--- INPUT DATA ---

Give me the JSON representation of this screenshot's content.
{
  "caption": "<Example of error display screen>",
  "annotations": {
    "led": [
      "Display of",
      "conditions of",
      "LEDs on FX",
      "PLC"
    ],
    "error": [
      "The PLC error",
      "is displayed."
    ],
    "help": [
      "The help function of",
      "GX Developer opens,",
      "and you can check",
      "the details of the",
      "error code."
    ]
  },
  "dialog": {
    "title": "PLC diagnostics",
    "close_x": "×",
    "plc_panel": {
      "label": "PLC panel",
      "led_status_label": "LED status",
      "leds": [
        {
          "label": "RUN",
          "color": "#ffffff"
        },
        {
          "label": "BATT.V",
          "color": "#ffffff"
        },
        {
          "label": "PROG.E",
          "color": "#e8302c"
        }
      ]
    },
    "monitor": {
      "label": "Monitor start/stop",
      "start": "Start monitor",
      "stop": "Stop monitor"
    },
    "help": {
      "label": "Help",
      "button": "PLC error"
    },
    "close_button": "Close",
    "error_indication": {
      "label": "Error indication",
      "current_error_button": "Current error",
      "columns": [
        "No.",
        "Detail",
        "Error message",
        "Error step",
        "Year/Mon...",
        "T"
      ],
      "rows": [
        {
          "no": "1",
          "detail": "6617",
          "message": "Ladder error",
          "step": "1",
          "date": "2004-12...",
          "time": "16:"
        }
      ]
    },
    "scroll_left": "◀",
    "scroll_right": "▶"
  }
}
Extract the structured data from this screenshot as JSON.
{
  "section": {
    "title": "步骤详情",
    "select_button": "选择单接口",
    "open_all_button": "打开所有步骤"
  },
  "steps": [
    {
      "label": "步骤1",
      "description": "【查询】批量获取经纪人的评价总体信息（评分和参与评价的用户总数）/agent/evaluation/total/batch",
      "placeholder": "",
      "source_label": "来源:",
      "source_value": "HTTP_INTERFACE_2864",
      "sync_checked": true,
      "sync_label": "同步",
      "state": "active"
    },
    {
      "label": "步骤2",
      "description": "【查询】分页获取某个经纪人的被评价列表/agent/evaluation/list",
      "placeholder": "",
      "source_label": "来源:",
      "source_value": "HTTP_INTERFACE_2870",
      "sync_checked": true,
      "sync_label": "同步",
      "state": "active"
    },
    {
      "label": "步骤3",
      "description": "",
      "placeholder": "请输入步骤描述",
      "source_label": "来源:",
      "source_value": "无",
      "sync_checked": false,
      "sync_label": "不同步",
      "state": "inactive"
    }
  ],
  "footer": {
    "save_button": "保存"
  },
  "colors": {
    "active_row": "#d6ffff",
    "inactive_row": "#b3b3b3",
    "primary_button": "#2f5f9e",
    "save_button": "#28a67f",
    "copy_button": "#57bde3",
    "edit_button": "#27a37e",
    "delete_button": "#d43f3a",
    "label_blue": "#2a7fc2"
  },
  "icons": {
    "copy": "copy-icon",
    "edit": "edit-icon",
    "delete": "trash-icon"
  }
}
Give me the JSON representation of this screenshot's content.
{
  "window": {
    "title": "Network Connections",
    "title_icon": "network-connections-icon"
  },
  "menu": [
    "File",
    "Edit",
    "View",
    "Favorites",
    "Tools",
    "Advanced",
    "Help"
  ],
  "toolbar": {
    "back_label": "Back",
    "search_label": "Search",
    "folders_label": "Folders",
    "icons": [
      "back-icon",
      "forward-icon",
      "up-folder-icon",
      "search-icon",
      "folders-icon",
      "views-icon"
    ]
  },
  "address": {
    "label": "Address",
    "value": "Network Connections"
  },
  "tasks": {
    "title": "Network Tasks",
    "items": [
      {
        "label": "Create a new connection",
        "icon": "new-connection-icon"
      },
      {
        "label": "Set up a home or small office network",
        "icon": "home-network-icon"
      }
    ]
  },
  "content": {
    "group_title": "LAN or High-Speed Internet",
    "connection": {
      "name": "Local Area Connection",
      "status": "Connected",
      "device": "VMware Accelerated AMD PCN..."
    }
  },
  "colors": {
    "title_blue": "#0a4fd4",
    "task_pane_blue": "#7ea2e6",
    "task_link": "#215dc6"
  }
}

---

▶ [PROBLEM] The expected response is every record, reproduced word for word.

▶ [OUTPUT BELOW]
Give me the JSON representation of this screenshot's content.
{
  "caption": "<Example of error display screen>",
  "annotations": {
    "led": [
      "Display of",
      "conditions of",
      "LEDs on FX",
      "PLC"
    ],
    "error": [
      "The PLC error",
      "is displayed."
    ],
    "help": [
      "The help function of",
      "GX Developer opens,",
      "and you can check",
      "the details of the",
      "error code."
    ]
  },
  "dialog": {
    "title": "PLC diagnostics",
    "close_x": "×",
    "plc_panel": {
      "label": "PLC panel",
      "led_status_label": "LED status",
      "leds": [
        {
          "label": "RUN",
          "color": "#ffffff"
        },
        {
          "label": "BATT.V",
          "color": "#ffffff"
        },
        {
          "label": "PROG.E",
          "color": "#e8302c"
        }
      ]
    },
    "monitor": {
      "label": "Monitor start/stop",
      "start": "Start monitor",
      "stop": "Stop monitor"
    },
    "help": {
      "label": "Help",
      "button": "PLC error"
    },
    "close_button": "Close",
    "error_indication": {
      "label": "Error indication",
      "current_error_button": "Current error",
      "columns": [
        "No.",
        "Detail",
        "Error message",
        "Error step",
        "Year/Mon...",
        "T"
      ],
      "rows": [
        {
          "no": "1",
          "detail": "6617",
          "message": "Ladder error",
          "step": "1",
          "date": "2004-12...",
          "time": "16:"
        }
      ]
    },
    "scroll_left": "◀",
    "scroll_right": "▶"
  }
}
Extract the structured data from this screenshot as JSON.
{
  "section": {
    "title": "步骤详情",
    "select_button": "选择单接口",
    "open_all_button": "打开所有步骤"
  },
  "steps": [
    {
      "label": "步骤1",
      "description": "【查询】批量获取经纪人的评价总体信息（评分和参与评价的用户总数）/agent/evaluation/total/batch",
      "placeholder": "",
      "source_label": "来源:",
      "source_value": "HTTP_INTERFACE_2864",
      "sync_checked": true,
      "sync_label": "同步",
      "state": "active"
    },
    {
      "label": "步骤2",
      "description": "【查询】分页获取某个经纪人的被评价列表/agent/evaluation/list",
      "placeholder": "",
      "source_label": "来源:",
      "source_value": "HTTP_INTERFACE_2870",
      "sync_checked": true,
      "sync_label": "同步",
      "state": "active"
    },
    {
      "label": "步骤3",
      "description": "",
      "placeholder": "请输入步骤描述",
      "source_label": "来源:",
      "source_value": "无",
      "sync_checked": false,
      "sync_label": "不同步",
      "state": "inactive"
    }
  ],
  "footer": {
    "save_button": "保存"
  },
  "colors": {
    "active_row": "#d6ffff",
    "inactive_row": "#b3b3b3",
    "primary_button": "#2f5f9e",
    "save_button": "#28a67f",
    "copy_button": "#57bde3",
    "edit_button": "#27a37e",
    "delete_button": "#d43f3a",
    "label_blue": "#2a7fc2"
  },
  "icons": {
    "copy": "copy-icon",
    "edit": "edit-icon",
    "delete": "trash-icon"
  }
}
Give me the JSON representation of this screenshot's content.
{
  "window": {
    "title": "Network Connections",
    "title_icon": "network-connections-icon"
  },
  "menu": [
    "File",
    "Edit",
    "View",
    "Favorites",
    "Tools",
    "Advanced",
    "Help"
  ],
  "toolbar": {
    "back_label": "Back",
    "search_label": "Search",
    "folders_label": "Folders",
    "icons": [
      "back-icon",
      "forward-icon",
      "up-folder-icon",
      "search-icon",
      "folders-icon",
      "views-icon"
    ]
  },
  "address": {
    "label": "Address",
    "value": "Network Connections"
  },
  "tasks": {
    "title": "Network Tasks",
    "items": [
      {
        "label": "Create a new connection",
        "icon": "new-connection-icon"
      },
      {
        "label": "Set up a home or small office network",
        "icon": "home-network-icon"
      }
    ]
  },
  "content": {
    "group_title": "LAN or High-Speed Internet",
    "connection": {
      "name": "Local Area Connection",
      "status": "Connected",
      "device": "VMware Accelerated AMD PCN..."
    }
  },
  "colors": {
    "title_blue": "#0a4fd4",
    "task_pane_blue": "#7ea2e6",
    "task_link": "#215dc6"
  }
}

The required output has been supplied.